The most exciting work at CMCA, however, is the painting of Elizabeth Fox. Smart, savvy and slick, Fox’s exquisitely painted small narrative pictures first appear aloof and theatrical but quickly unleash a tsunami of quirky details that washes back and forth between cultural commentary and charming personal wackiness.
Fox’s paintings ostensibly play off television scenes, but with a heavy dose of pictorial wit carried easily by her New Yorker-cartoon style. In “The Drop,” we see a cross-sectional view of a money bag left in an ice fishing shack amongst three meandering figures in jeans and black jackets.
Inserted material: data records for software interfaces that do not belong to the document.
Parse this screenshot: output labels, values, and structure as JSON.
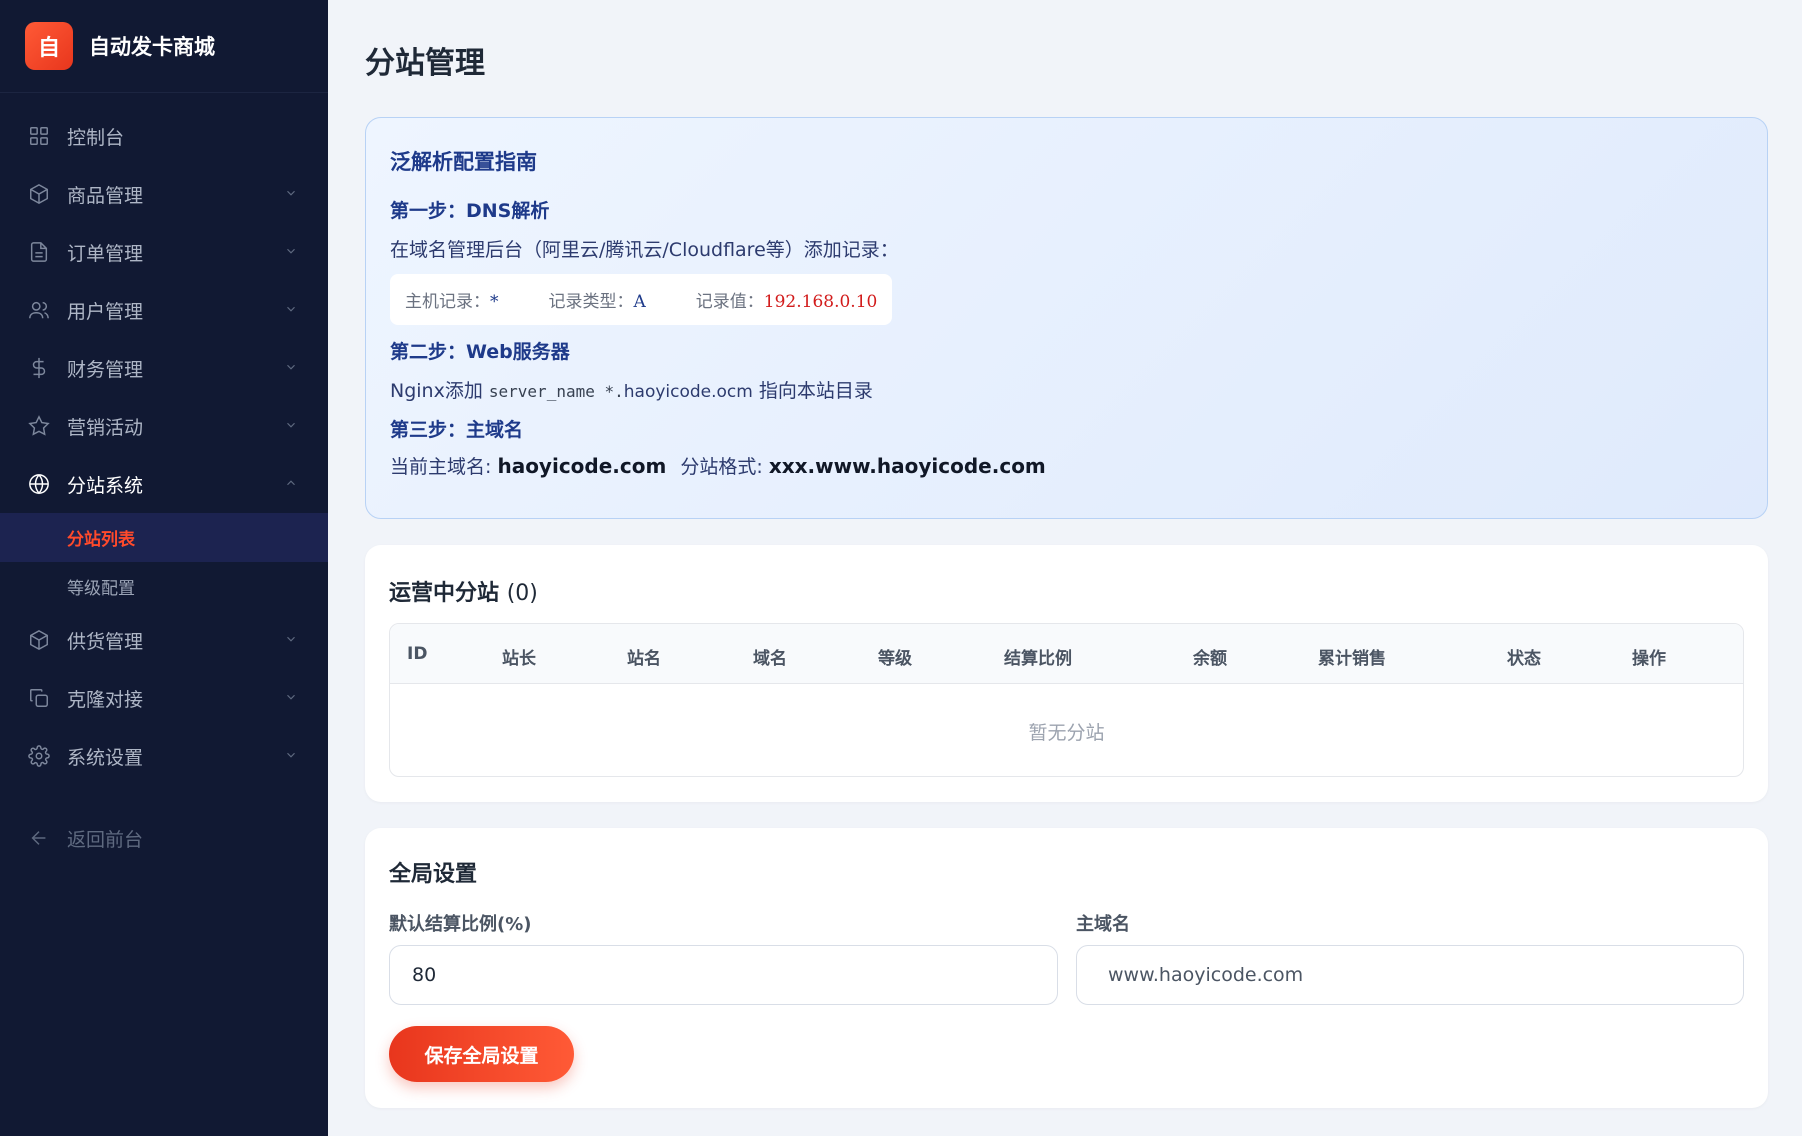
{
  "brand": {
    "logo_char": "自",
    "name": "自动发卡商城"
  },
  "sidebar": {
    "items": [
      {
        "label": "控制台",
        "icon": "dashboard-icon"
      },
      {
        "label": "商品管理",
        "icon": "box-icon"
      },
      {
        "label": "订单管理",
        "icon": "document-icon"
      },
      {
        "label": "用户管理",
        "icon": "users-icon"
      },
      {
        "label": "财务管理",
        "icon": "dollar-icon"
      },
      {
        "label": "营销活动",
        "icon": "star-icon"
      },
      {
        "label": "分站系统",
        "icon": "globe-icon"
      },
      {
        "label": "供货管理",
        "icon": "box-icon"
      },
      {
        "label": "克隆对接",
        "icon": "copy-icon"
      },
      {
        "label": "系统设置",
        "icon": "gear-icon"
      }
    ],
    "sub_items": [
      {
        "label": "分站列表",
        "active": true
      },
      {
        "label": "等级配置",
        "active": false
      }
    ],
    "back_label": "返回前台"
  },
  "page": {
    "title": "分站管理"
  },
  "guide": {
    "title": "泛解析配置指南",
    "step1_title": "第一步：DNS解析",
    "step1_text": "在域名管理后台（阿里云/腾讯云/Cloudflare等）添加记录：",
    "record_host_label": "主机记录：",
    "record_host_value": "*",
    "record_type_label": "记录类型：",
    "record_type_value": "A",
    "record_value_label": "记录值：",
    "record_value_value": "192.168.0.10",
    "step2_title": "第二步：Web服务器",
    "step2_prefix": "Nginx添加 ",
    "step2_code": "server_name *.",
    "step2_domain": "haoyicode.ocm",
    "step2_suffix": " 指向本站目录",
    "step3_title": "第三步：主域名",
    "main_domain_label": "当前主域名: ",
    "main_domain_value": "haoyicode.com",
    "sub_format_label": "分站格式: ",
    "sub_format_value": "xxx.www.haoyicode.com"
  },
  "sites": {
    "title": "运营中分站",
    "count": "(0)",
    "columns": [
      "ID",
      "站长",
      "站名",
      "域名",
      "等级",
      "结算比例",
      "余额",
      "累计销售",
      "状态",
      "操作"
    ],
    "empty_text": "暂无分站"
  },
  "settings": {
    "title": "全局设置",
    "ratio_label": "默认结算比例(%)",
    "ratio_value": "80",
    "domain_label": "主域名",
    "domain_placeholder": "www.haoyicode.com",
    "save_label": "保存全局设置"
  },
  "colors": {
    "accent": "#e8361d",
    "sidebar_bg": "#111933",
    "guide_text": "#1e3a8a"
  }
}
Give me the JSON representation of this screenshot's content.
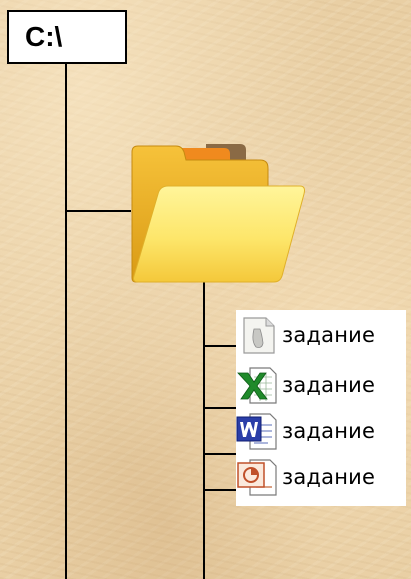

The fashion-plate vanity of the model figure on the left, however, becomes insidiously – and inescapably – hilarious.
We see Fox’s women in transparent skirts revealing the precise shape of their butts and it leaves us to wonder if they are self-conscious or advertising – or if, among other options, Fox just happens to have a thing for butts. This is the main subject of a blush-worthy painting of construction workers and it pushes a scene of a “Mad Men”-esque secretary, “Apply Before Entering,” into the slipperiest bit of sexual humor I have ever seen in a painting. (It’s my favorite work anywhere of 2014.)
What makes Fox’s work so effective is the fact that some of her narrative traces are patent dead-ends while others refuse to stop for anything. Her fashion sense is real, but she employs it with a (forked) tongue-in-cheek sensibility.
Fox’s show is tiny but it has a massive impact – like an over-medicated David Lynch version of “House of Cards.”
Oh, and Fox can paint.
The underlying message of this season of shows at CMCA conveys the idea that contemporary Maine painting is loaded with conceptual heft and that it is now mature enough to leave behind the ongoing Oedipal battle with coastal painting.
Freelance writer Daniel Kany is an art historian who lives in Cumberland. He can be contacted at: